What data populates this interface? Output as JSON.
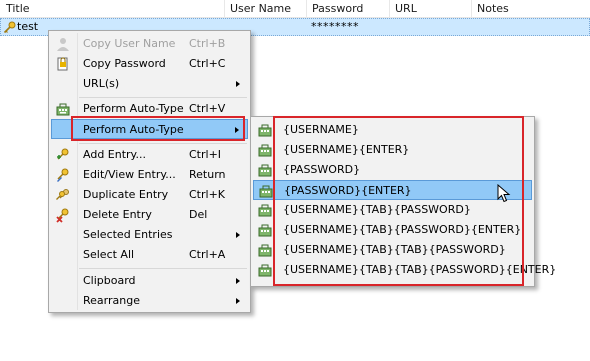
{
  "columns": {
    "title": "Title",
    "username": "User Name",
    "password": "Password",
    "url": "URL",
    "notes": "Notes"
  },
  "entry": {
    "title": "test",
    "password": "********",
    "icon": "key-icon"
  },
  "context_menu": {
    "items": [
      {
        "label": "Copy User Name",
        "shortcut": "Ctrl+B",
        "icon": "copy-user-icon",
        "disabled": true
      },
      {
        "label": "Copy Password",
        "shortcut": "Ctrl+C",
        "icon": "copy-password-icon"
      },
      {
        "label": "URL(s)",
        "submenu": true
      },
      {
        "label": "Perform Auto-Type",
        "shortcut": "Ctrl+V",
        "icon": "auto-type-icon"
      },
      {
        "label": "Perform Auto-Type",
        "submenu": true,
        "highlighted": true
      },
      {
        "label": "Add Entry...",
        "shortcut": "Ctrl+I",
        "icon": "add-entry-icon"
      },
      {
        "label": "Edit/View Entry...",
        "shortcut": "Return",
        "icon": "edit-entry-icon"
      },
      {
        "label": "Duplicate Entry",
        "shortcut": "Ctrl+K",
        "icon": "duplicate-entry-icon"
      },
      {
        "label": "Delete Entry",
        "shortcut": "Del",
        "icon": "delete-entry-icon"
      },
      {
        "label": "Selected Entries",
        "submenu": true
      },
      {
        "label": "Select All",
        "shortcut": "Ctrl+A"
      },
      {
        "label": "Clipboard",
        "submenu": true
      },
      {
        "label": "Rearrange",
        "submenu": true
      }
    ]
  },
  "auto_type_submenu": {
    "items": [
      "{USERNAME}",
      "{USERNAME}{ENTER}",
      "{PASSWORD}",
      "{PASSWORD}{ENTER}",
      "{USERNAME}{TAB}{PASSWORD}",
      "{USERNAME}{TAB}{PASSWORD}{ENTER}",
      "{USERNAME}{TAB}{TAB}{PASSWORD}",
      "{USERNAME}{TAB}{TAB}{PASSWORD}{ENTER}"
    ],
    "highlighted_index": 3
  },
  "colors": {
    "highlight": "#91c9f7",
    "selected_row": "#cce8ff",
    "callout": "#d9252a"
  }
}
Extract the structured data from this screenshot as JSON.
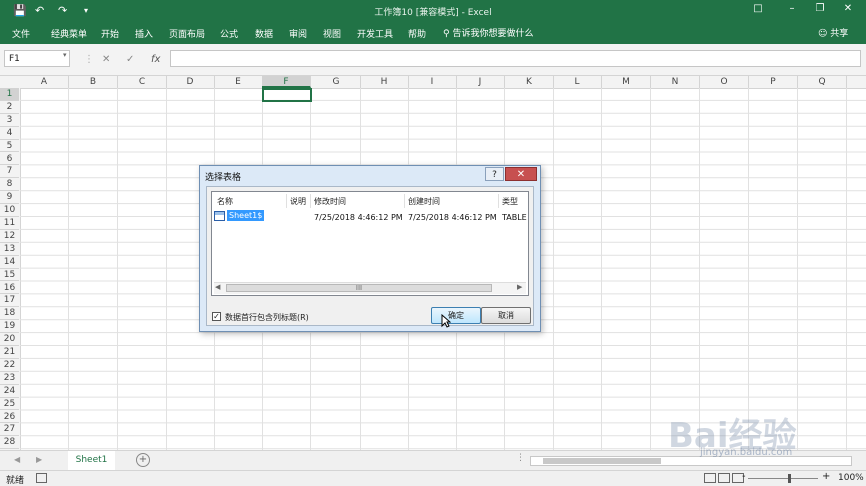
{
  "titlebar": {
    "title": "工作簿10  [兼容模式]  -  Excel",
    "save_icon": "save-icon",
    "undo_icon": "undo-icon",
    "redo_icon": "redo-icon"
  },
  "ribbon": {
    "tabs": [
      "文件",
      "经典菜单",
      "开始",
      "插入",
      "页面布局",
      "公式",
      "数据",
      "审阅",
      "视图",
      "开发工具",
      "帮助"
    ],
    "tell_me": "告诉我你想要做什么",
    "share": "共享"
  },
  "formula_bar": {
    "name_box": "F1",
    "cancel_symbol": "✕",
    "enter_symbol": "✓",
    "fx_symbol": "fx",
    "formula": ""
  },
  "grid": {
    "columns": [
      "A",
      "B",
      "C",
      "D",
      "E",
      "F",
      "G",
      "H",
      "I",
      "J",
      "K",
      "L",
      "M",
      "N",
      "O",
      "P",
      "Q"
    ],
    "rows": [
      "1",
      "2",
      "3",
      "4",
      "5",
      "6",
      "7",
      "8",
      "9",
      "10",
      "11",
      "12",
      "13",
      "14",
      "15",
      "16",
      "17",
      "18",
      "19",
      "20",
      "21",
      "22",
      "23",
      "24",
      "25",
      "26",
      "27",
      "28"
    ],
    "selected_cell": "F1"
  },
  "dialog": {
    "title": "选择表格",
    "help_label": "?",
    "close_label": "✕",
    "columns": [
      "名称",
      "说明",
      "修改时间",
      "创建时间",
      "类型"
    ],
    "rows": [
      {
        "name": "Sheet1$",
        "description": "",
        "modified": "7/25/2018 4:46:12 PM",
        "created": "7/25/2018 4:46:12 PM",
        "type": "TABLE"
      }
    ],
    "scroll_grip": "III",
    "checkbox_label": "数据首行包含列标题(R)",
    "checkbox_checked": true,
    "ok_label": "确定",
    "cancel_label": "取消"
  },
  "sheetbar": {
    "sheets": [
      "Sheet1"
    ],
    "add_label": "+"
  },
  "statusbar": {
    "status": "就绪",
    "zoom": "100%",
    "zoom_minus": "-",
    "zoom_plus": "+"
  },
  "watermark": {
    "text": "Bai经验",
    "url": "jingyan.baidu.com"
  },
  "colors": {
    "accent": "#217346",
    "dialog_bg": "#dce9f7",
    "selection": "#3399ff"
  }
}
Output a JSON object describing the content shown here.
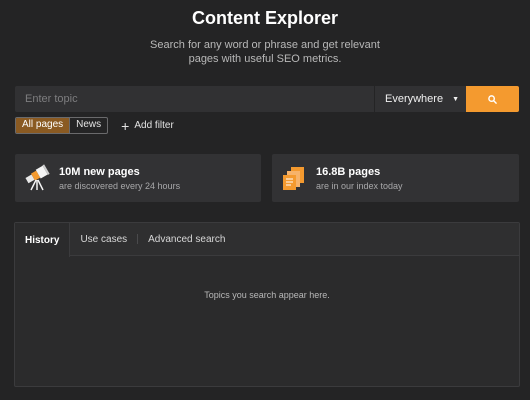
{
  "header": {
    "title": "Content Explorer",
    "subtitle_line1": "Search for any word or phrase and get relevant",
    "subtitle_line2": "pages with useful SEO metrics."
  },
  "search": {
    "placeholder": "Enter topic",
    "value": "",
    "scope_selected": "Everywhere",
    "button_icon": "search-icon"
  },
  "filters": {
    "segments": [
      "All pages",
      "News"
    ],
    "active_segment": "All pages",
    "add_filter_label": "Add filter"
  },
  "stats": [
    {
      "icon": "telescope-icon",
      "value": "10M new pages",
      "desc": "are discovered every 24 hours"
    },
    {
      "icon": "pages-stack-icon",
      "value": "16.8B pages",
      "desc": "are in our index today"
    }
  ],
  "panel": {
    "tabs": [
      "History",
      "Use cases",
      "Advanced search"
    ],
    "active_tab": "History",
    "empty_message": "Topics you search appear here."
  },
  "colors": {
    "background": "#242425",
    "accent": "#f49a2f",
    "active_segment": "#8a5a22"
  }
}
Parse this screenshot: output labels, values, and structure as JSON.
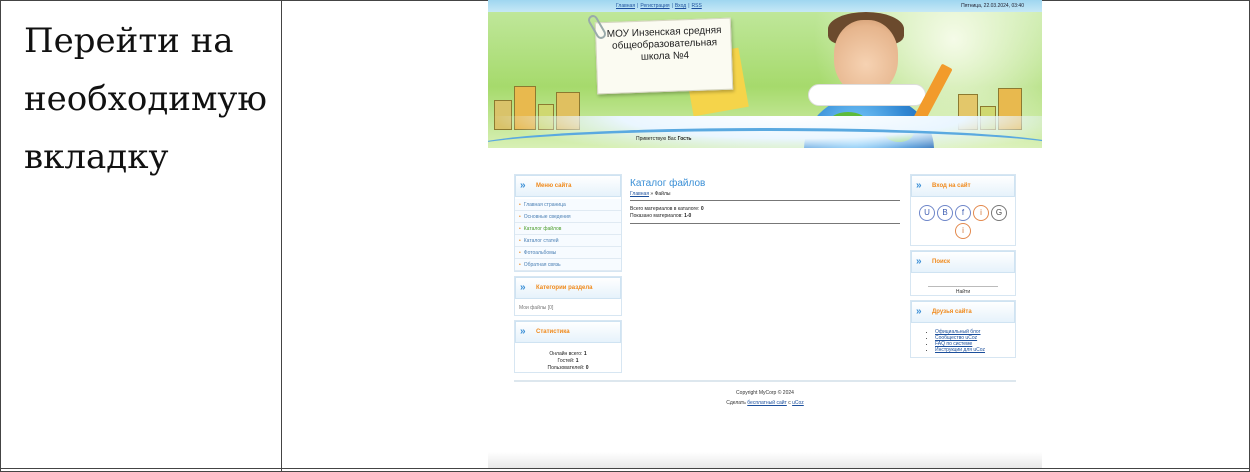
{
  "instruction": {
    "line1": "Перейти на",
    "line2": "необходимую",
    "line3": "вкладку"
  },
  "site": {
    "topnav": [
      "Главная",
      "Регистрация",
      "Вход",
      "RSS"
    ],
    "datetime": "Пятница, 22.03.2024, 03:40",
    "school_title": "МОУ Инзенская средняя общеобразовательная школа №4",
    "greeting_prefix": "Приветствую Вас",
    "greeting_user": "Гость",
    "menu": {
      "title": "Меню сайта",
      "items": [
        "Главная страница",
        "Основные сведения",
        "Каталог файлов",
        "Каталог статей",
        "Фотоальбомы",
        "Обратная связь"
      ],
      "active_index": 2
    },
    "categories": {
      "title": "Категории раздела",
      "items": [
        "Мои файлы [0]"
      ]
    },
    "stats": {
      "title": "Статистика",
      "online_label": "Онлайн всего:",
      "online_value": "1",
      "guests_label": "Гостей:",
      "guests_value": "1",
      "users_label": "Пользователей:",
      "users_value": "0"
    },
    "main": {
      "title": "Каталог файлов",
      "crumb_home": "Главная",
      "crumb_current": "Файлы",
      "total_label": "Всего материалов в каталоге:",
      "total_value": "0",
      "shown_label": "Показано материалов:",
      "shown_value": "1-0"
    },
    "login": {
      "title": "Вход на сайт",
      "buttons": [
        "U",
        "B",
        "f",
        "i",
        "G",
        "i"
      ]
    },
    "search": {
      "title": "Поиск",
      "button": "Найти"
    },
    "friends": {
      "title": "Друзья сайта",
      "links": [
        "Официальный блог",
        "Сообщество uCoz",
        "FAQ по системе",
        "Инструкции для uCoz"
      ]
    },
    "footer": {
      "copyright": "Copyright MyCorp © 2024",
      "made_prefix": "Сделать",
      "made_link1": "бесплатный сайт",
      "made_mid": "с",
      "made_link2": "uCoz"
    },
    "colors": {
      "accent_blue": "#3a8fd6",
      "accent_orange": "#f08a1c",
      "link": "#1b4f9c",
      "header_green": "#a6da6c"
    }
  }
}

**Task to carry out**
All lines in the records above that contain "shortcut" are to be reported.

**Written solution**
        "shortcut": "Ctrl+B",
        "shortcut": "Ctrl+C",
        "shortcut": "Ctrl+V",
        "shortcut": "Ctrl+I",
        "shortcut": "Return",
        "shortcut": "Ctrl+K",
        "shortcut": "Del",
        "shortcut": "Ctrl+A"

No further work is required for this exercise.